During World War II, the USS Indianapolis and the crew served as the Flagship for the Fifth Fleet commander Admiral Raymond Spruance, survived a kamikaze attack, earned a total of 10 battle stars, and took on an incredibly risky mission that was critical to ending the war.
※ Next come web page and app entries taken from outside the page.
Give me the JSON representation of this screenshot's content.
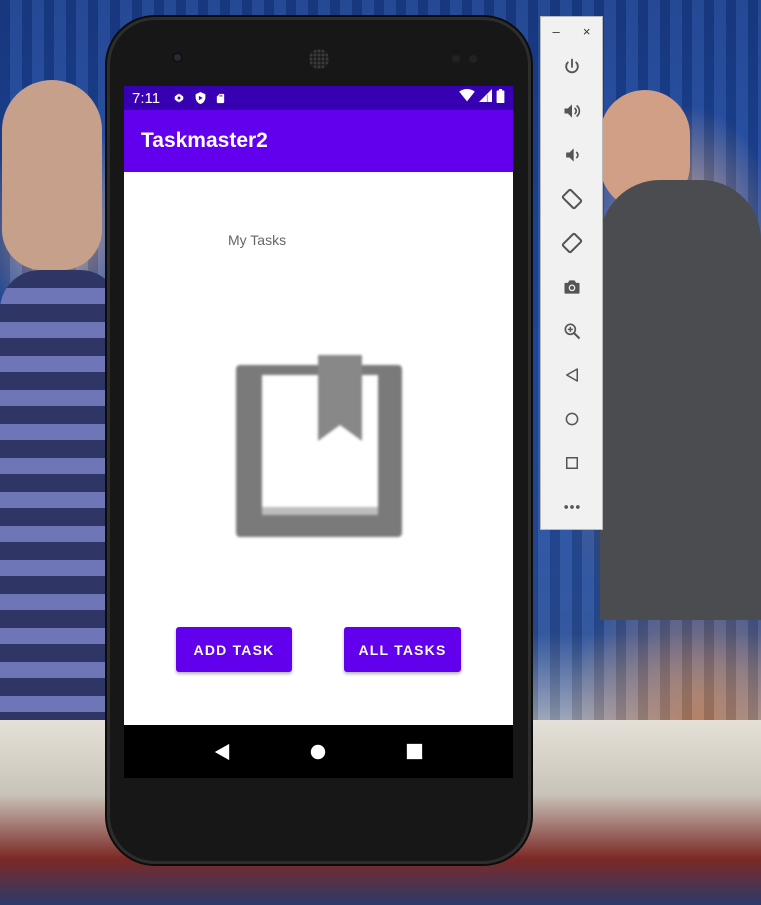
{
  "status_bar": {
    "time": "7:11",
    "icons_left": [
      "settings-icon",
      "shield-icon",
      "sd-card-icon"
    ],
    "icons_right": [
      "wifi-icon",
      "signal-icon",
      "battery-icon"
    ]
  },
  "app_bar": {
    "title": "Taskmaster2"
  },
  "main": {
    "heading": "My Tasks",
    "hero_icon": "bookmark-book-icon",
    "add_task_label": "ADD TASK",
    "all_tasks_label": "ALL TASKS"
  },
  "nav_bar": {
    "buttons": [
      "back-icon",
      "home-icon",
      "recents-icon"
    ]
  },
  "emulator_toolbar": {
    "minimize_label": "–",
    "close_label": "×",
    "controls": [
      "power-icon",
      "volume-up-icon",
      "volume-down-icon",
      "rotate-left-icon",
      "rotate-right-icon",
      "camera-icon",
      "zoom-icon",
      "back-icon",
      "home-icon",
      "overview-icon",
      "more-icon"
    ],
    "more_label": "•••"
  },
  "colors": {
    "status_bar": "#3700b3",
    "app_bar": "#6200ee",
    "button": "#6200ee"
  }
}
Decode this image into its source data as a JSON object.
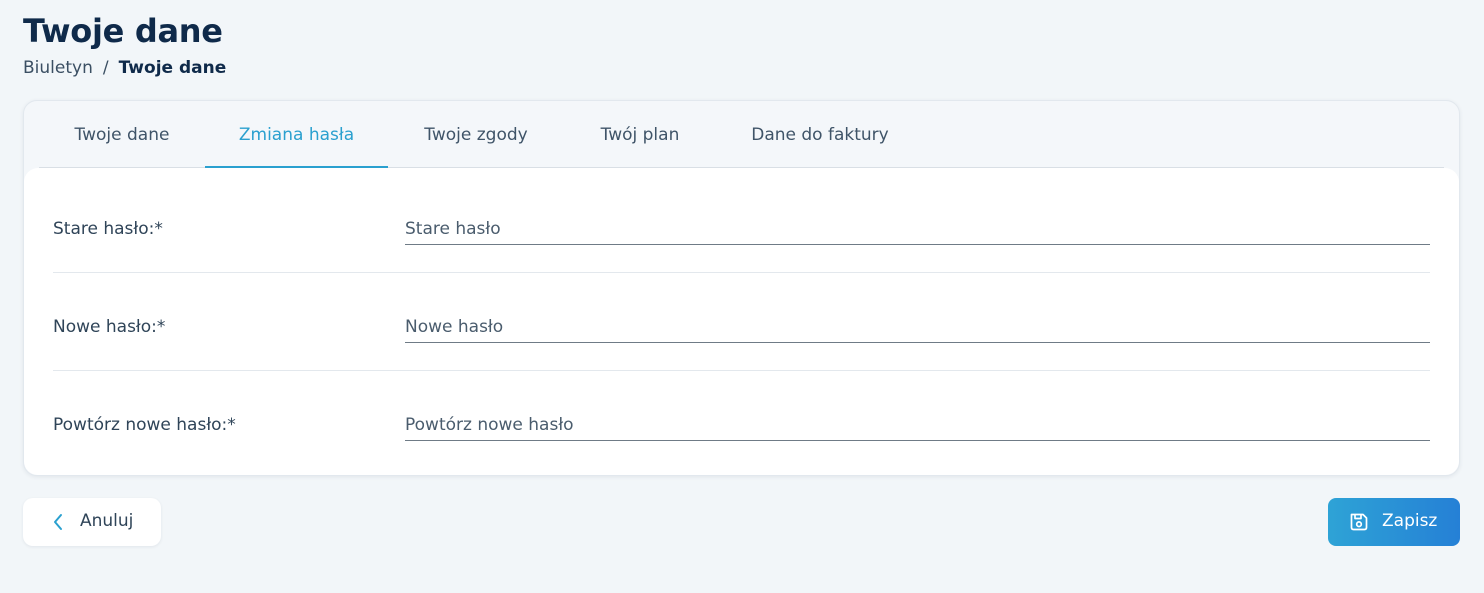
{
  "header": {
    "title": "Twoje dane",
    "breadcrumb": {
      "link": "Biuletyn",
      "separator": "/",
      "current": "Twoje dane"
    }
  },
  "tabs": [
    {
      "label": "Twoje dane",
      "active": false
    },
    {
      "label": "Zmiana hasła",
      "active": true
    },
    {
      "label": "Twoje zgody",
      "active": false
    },
    {
      "label": "Twój plan",
      "active": false
    },
    {
      "label": "Dane do faktury",
      "active": false
    }
  ],
  "form": {
    "fields": [
      {
        "label": "Stare hasło:*",
        "placeholder": "Stare hasło",
        "value": ""
      },
      {
        "label": "Nowe hasło:*",
        "placeholder": "Nowe hasło",
        "value": ""
      },
      {
        "label": "Powtórz nowe hasło:*",
        "placeholder": "Powtórz nowe hasło",
        "value": ""
      }
    ]
  },
  "actions": {
    "cancel_label": "Anuluj",
    "save_label": "Zapisz"
  },
  "colors": {
    "accent": "#2aa0cf",
    "title": "#0f2a4a",
    "save_gradient_start": "#2ea3d6",
    "save_gradient_end": "#2580d6"
  },
  "icons": {
    "cancel": "chevron-left-icon",
    "save": "floppy-disk-icon"
  }
}
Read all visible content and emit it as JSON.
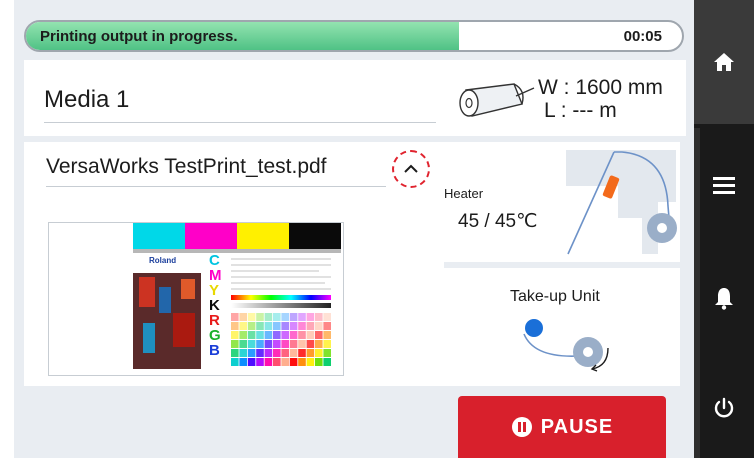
{
  "status": {
    "message": "Printing output in progress.",
    "elapsed": "00:05",
    "progress": 0.66,
    "fill_color": "#4fc285"
  },
  "media": {
    "name": "Media 1",
    "width_label": "W : 1600 mm",
    "length_label": "L : --- m"
  },
  "job": {
    "file_name": "VersaWorks TestPrint_test.pdf",
    "collapse_icon": "chevron-up-icon",
    "preview_color_letters": [
      "C",
      "M",
      "Y",
      "K",
      "R",
      "G",
      "B"
    ],
    "preview_brand": "Roland"
  },
  "heater": {
    "label": "Heater",
    "value": "45 / 45℃"
  },
  "takeup": {
    "label": "Take-up Unit"
  },
  "pause": {
    "label": "PAUSE",
    "color": "#d8202c"
  },
  "sidebar": {
    "items": [
      {
        "icon": "home-icon"
      },
      {
        "icon": "menu-icon"
      },
      {
        "icon": "bell-icon"
      },
      {
        "icon": "power-icon"
      }
    ]
  }
}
Their sacrifice, perseverance, and bravery should never be forgotten.
Congressional gold medal
The Speaker of the House of Representatives and the President pro tempore of the Senate shall make appropriate arrangements for the award, on behalf of the Congress, of a single gold medal of appropriate design to the crew of the USS Indianapolis, in recognition of their perseverance, their bravery, and their service to the Nation.
Design and striking
For the purposes of the award referred to in subsection (a), the Secretary of the Treasury (hereafter in this Act referred to as the
Secretary) shall strike the gold medal with suitable emblems, devices, and inscriptions, to be determined by the Secretary.
Indiana War Memorial Museum
Following the award of the gold medal referred to in subsection (a), the gold medal shall be given to the Indiana War Memorial Museum in Indianapolis, IN, where it will be displayed as appropriate and made available for research.
Sense of Congress
It is the sense of Congress that the Indiana War Memorial Museum should make the gold medal received under this Act available for display elsewhere, particularly at other locations and events associated with the USS Indianapolis.
Under such regulations as the Secretary may prescribe, the Secretary may strike and sell duplicates in bronze of the gold medal struck under section 3, at a price sufficient to cover the costs of the medals, including labor, materials, dies, use of machinery, and overhead expenses.
Status of medals
Medals struck pursuant to this Act are national medals for purposes of chapter 51 of title 31, United States Code.